**WHAT IS REQUIRED**
Copy, from the material below, each line that contains the word "lien".

(DATA PROVIDED Opens)

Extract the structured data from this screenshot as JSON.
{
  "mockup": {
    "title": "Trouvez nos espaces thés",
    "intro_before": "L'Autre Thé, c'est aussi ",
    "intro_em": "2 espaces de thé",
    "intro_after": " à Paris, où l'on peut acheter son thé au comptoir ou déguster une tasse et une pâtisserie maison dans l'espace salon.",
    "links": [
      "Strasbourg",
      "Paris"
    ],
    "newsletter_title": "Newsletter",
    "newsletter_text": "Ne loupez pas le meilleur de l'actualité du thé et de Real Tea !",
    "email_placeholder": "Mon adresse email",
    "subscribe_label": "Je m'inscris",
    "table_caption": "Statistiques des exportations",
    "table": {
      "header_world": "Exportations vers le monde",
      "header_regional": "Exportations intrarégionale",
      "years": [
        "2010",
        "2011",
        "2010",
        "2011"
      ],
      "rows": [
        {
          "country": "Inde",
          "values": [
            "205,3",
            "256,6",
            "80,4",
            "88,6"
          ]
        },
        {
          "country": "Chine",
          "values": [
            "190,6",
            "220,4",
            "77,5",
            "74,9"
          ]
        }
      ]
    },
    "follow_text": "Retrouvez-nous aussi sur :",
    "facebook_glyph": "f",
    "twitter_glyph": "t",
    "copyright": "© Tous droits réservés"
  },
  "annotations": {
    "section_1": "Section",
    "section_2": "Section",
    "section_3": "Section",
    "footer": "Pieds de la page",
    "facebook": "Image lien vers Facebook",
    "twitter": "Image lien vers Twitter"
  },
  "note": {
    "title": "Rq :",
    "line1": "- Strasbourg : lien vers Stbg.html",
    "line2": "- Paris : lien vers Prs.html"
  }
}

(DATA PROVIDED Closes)

**TASK OUTPUT**
    "facebook": "Image lien vers Facebook",
    "twitter": "Image lien vers Twitter"
    "line1": "- Strasbourg : lien vers Stbg.html",
    "line2": "- Paris : lien vers Prs.html"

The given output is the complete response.